Griffith dismissed the assertion as “ridiculous.”
“Nobody has been offered or promised or given a job,” he said. “It’s against the law, and I will not violate the law. Will I look for talent and surround myself with talent? Of course I will. And there’s talent within the sheriff’s office. There will be some reassignments. Will I bring in some people from the outside? Sure I will. Clif will do the same thing.”
The two challengers have criticized Schatzman’s administration for what they say is high turnover resulting in a lack of experience on the force. Schatzman countered that the department holds an annual turnover rate of 11 percent, compared to 14 percent on average for law enforcement agencies across the state. He also said the average deputy is 36 years old with eight years of experience.
Both challengers have criticized the incumbent’s handling of immigration enforcement.
Griffith said that when he served as chief deputy he was approached by US Immigration and Customs Enforcement about making Winston-Salem a hub for deportations, but Schatzman didn’t like the idea. Griffith said the county could have leased excess beds in the county jail to the feds to house detainees awaiting deportation, and ICE could have used Smith Reynolds Airport to fly them out of the country. But the opportunity has passed.
“Alamance County has the holding facility,” Griffith said. “Raleigh has the aviation facility.”
Kilby charged that the current administration is too lax in its dealing with people who lack proper documentation.
“If they got stopped for not having a seatbelt on, I would not have the guys accept that,” Kilby said. “If they don’t have ID, I’d arrest them and bring them downtown to be processed and fingerprinted.”

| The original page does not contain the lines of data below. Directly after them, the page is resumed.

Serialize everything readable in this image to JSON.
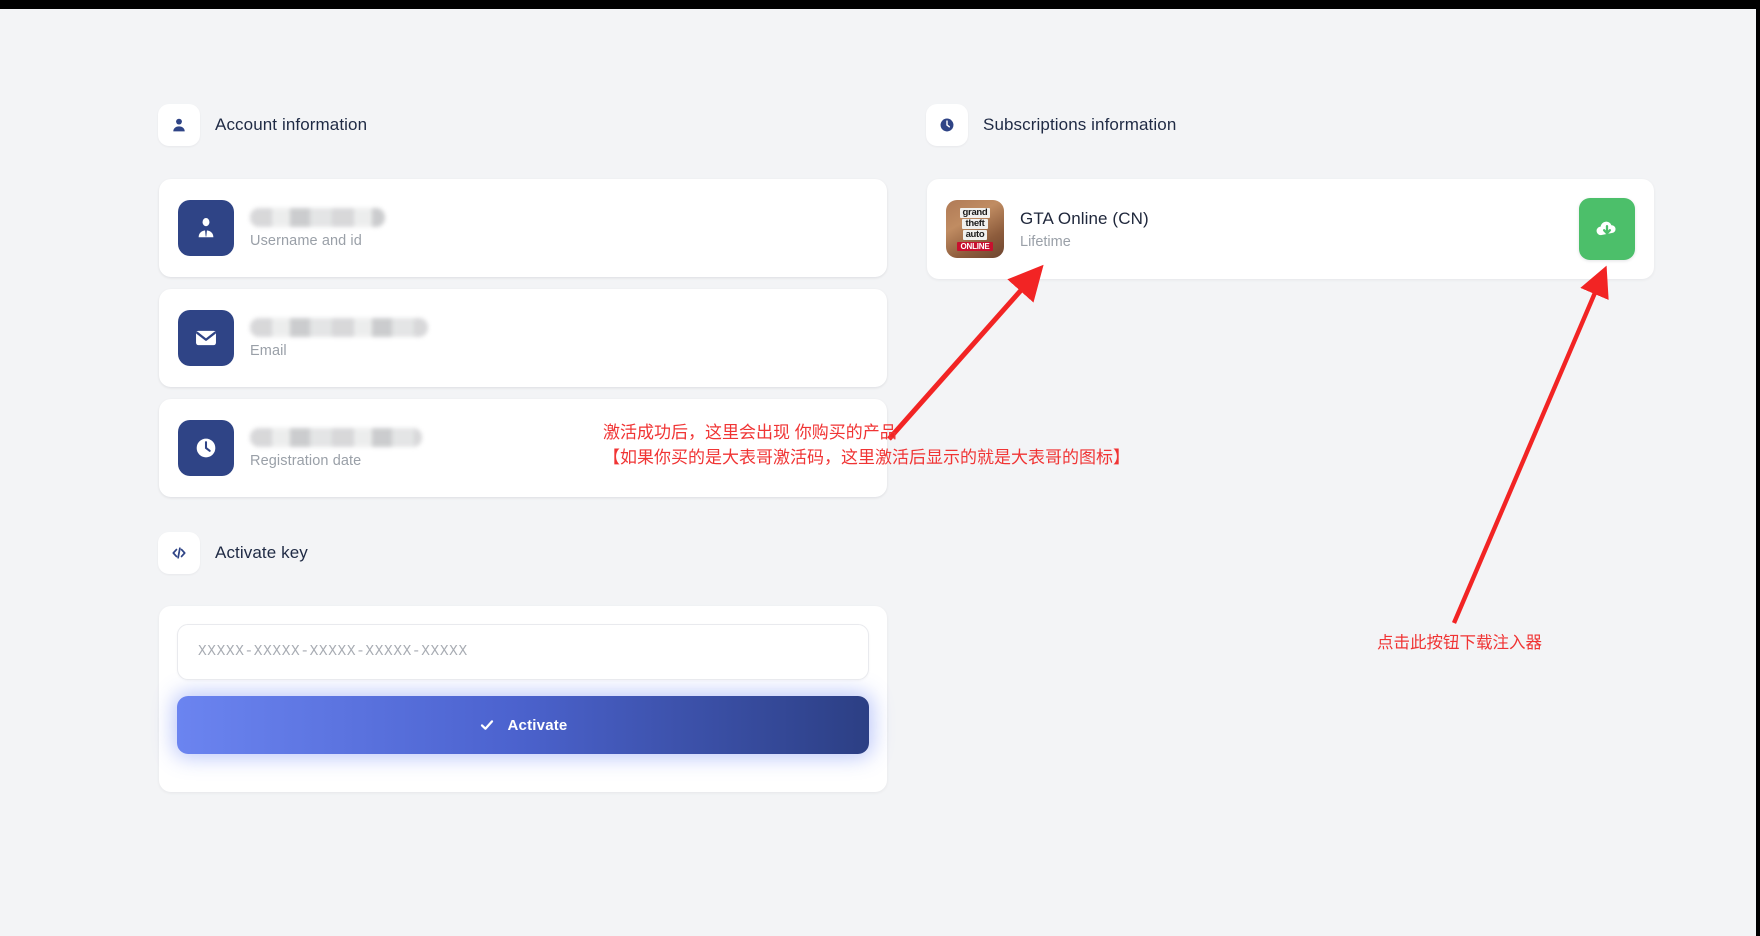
{
  "sections": {
    "account": {
      "title": "Account information",
      "icon": "user-icon"
    },
    "subscriptions": {
      "title": "Subscriptions information",
      "icon": "clock-icon"
    },
    "activate": {
      "title": "Activate key",
      "icon": "code-brackets-icon"
    }
  },
  "account_cards": [
    {
      "label": "Username and id",
      "icon": "user-badge-icon",
      "value": ""
    },
    {
      "label": "Email",
      "icon": "envelope-icon",
      "value": ""
    },
    {
      "label": "Registration date",
      "icon": "clock-icon",
      "value": ""
    }
  ],
  "activate_form": {
    "key_placeholder": "XXXXX-XXXXX-XXXXX-XXXXX-XXXXX",
    "key_value": "",
    "button_label": "Activate",
    "button_icon": "check-icon"
  },
  "subscriptions": [
    {
      "title": "GTA Online (CN)",
      "duration": "Lifetime",
      "thumb_lines": [
        "grand",
        "theft",
        "auto"
      ],
      "thumb_badge": "ONLINE",
      "download_icon": "cloud-download-icon"
    }
  ],
  "annotations": {
    "product_note_line1": "激活成功后，这里会出现 你购买的产品",
    "product_note_line2": "【如果你买的是大表哥激活码，这里激活后显示的就是大表哥的图标】",
    "download_note": "点击此按钮下载注入器"
  },
  "colors": {
    "page_background": "#f3f4f6",
    "card_background": "#ffffff",
    "icon_badge_blue": "#2f4486",
    "activate_gradient_start": "#6b84f0",
    "activate_gradient_end": "#2c3f84",
    "download_green": "#4cbf6a",
    "annotation_red": "#f03434",
    "label_gray": "#9aa0a8",
    "title_navy": "#1f2a44"
  }
}
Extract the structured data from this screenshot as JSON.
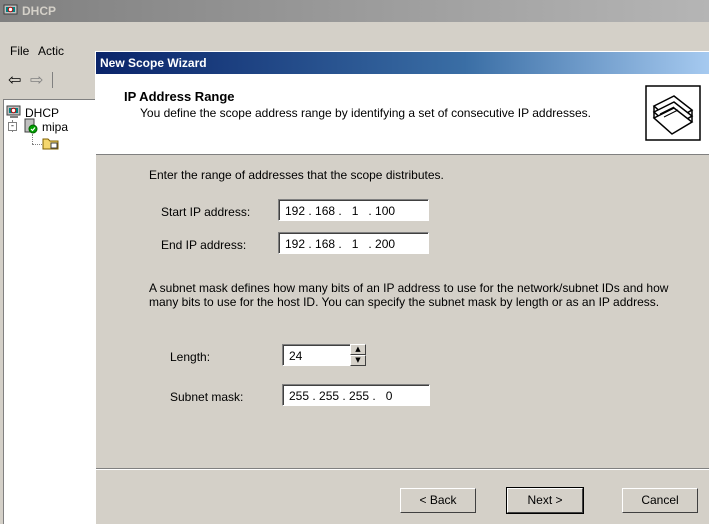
{
  "background_window": {
    "title": "DHCP",
    "menu": [
      "File",
      "Actic"
    ],
    "tree": {
      "root_label": "DHCP",
      "server_label": "mipa"
    }
  },
  "wizard": {
    "title": "New Scope Wizard",
    "header_title": "IP Address Range",
    "header_subtitle": "You define the scope address range by identifying a set of consecutive IP addresses.",
    "range_prompt": "Enter the range of addresses that the scope distributes.",
    "start_label": "Start IP address:",
    "start_value": "192 . 168 .   1   . 100",
    "end_label": "End IP address:",
    "end_value": "192 . 168 .   1   . 200",
    "mask_paragraph": "A subnet mask defines how many bits of an IP address to use for the network/subnet IDs and how many bits to use for the host ID. You can specify the subnet mask by length or as an IP address.",
    "length_label": "Length:",
    "length_value": "24",
    "mask_label": "Subnet mask:",
    "mask_value": "255 . 255 . 255 .   0",
    "buttons": {
      "back": "< Back",
      "next": "Next >",
      "cancel": "Cancel"
    }
  },
  "colors": {
    "title_active": "#0a246a",
    "title_inactive": "#808080",
    "dialog_face": "#d4d0c8"
  }
}
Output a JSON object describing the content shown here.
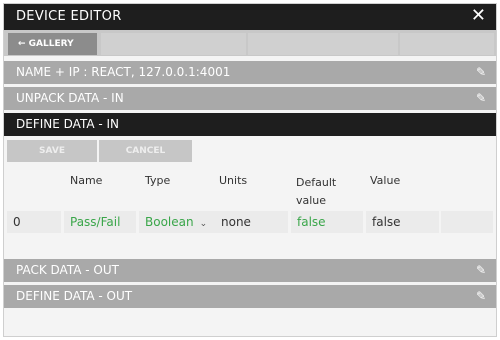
{
  "titlebar": {
    "title": "DEVICE EDITOR",
    "close_icon": "close-icon"
  },
  "nav": {
    "gallery_label": "← GALLERY"
  },
  "sections": {
    "name_ip": "NAME + IP : REACT, 127.0.0.1:4001",
    "unpack": "UNPACK DATA - IN",
    "define_in": "DEFINE DATA - IN",
    "pack": "PACK DATA - OUT",
    "define_out": "DEFINE DATA - OUT"
  },
  "buttons": {
    "save": "SAVE",
    "cancel": "CANCEL"
  },
  "table": {
    "headers": {
      "name": "Name",
      "type": "Type",
      "units": "Units",
      "default": "Default value",
      "value": "Value"
    },
    "rows": [
      {
        "index": "0",
        "name": "Pass/Fail",
        "type": "Boolean",
        "units": "none",
        "default": "false",
        "value": "false"
      }
    ]
  },
  "colors": {
    "accent_green": "#3aa64a",
    "titlebar": "#1e1e1e",
    "section": "#a9a9a9"
  }
}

Schatzman said the department currently submits the fingerprints of all people arrested to ICE and gives the federal government the opportunity to place detainers on offenders determined to be in the country illegal. The process is handled through a mandatory program called Secure Communities.
“We’re not going to go around asking people for papers,” Schatzman said. “If you’re pulled over and you don’t have your driver’s license, do we take you to jail? No. If you’re Jose or Maria, do you think the deputy sheriff should take you to jail because you don’t have a driver’s license? I don’t think so. That’s not the kind of community we are.”
Despite the clear difference between Schatzman and Kilby’s respective positions on immigration enforcement, the election might hinge instead on how current and former employees, along with their friends — a loose cohort known as “the sheriff’s office family” — feel about the current leadership.
While Kilby was campaigning in the parking garage outside the early-voting location at the Forsyth County Government Center last week, a man wearing a Wake Forest University cap approached him.
“Is Lonnie Maines backing you?” he asked. “When I heard they paid out 90-some thousand dollars, that’s all I needed to hear.”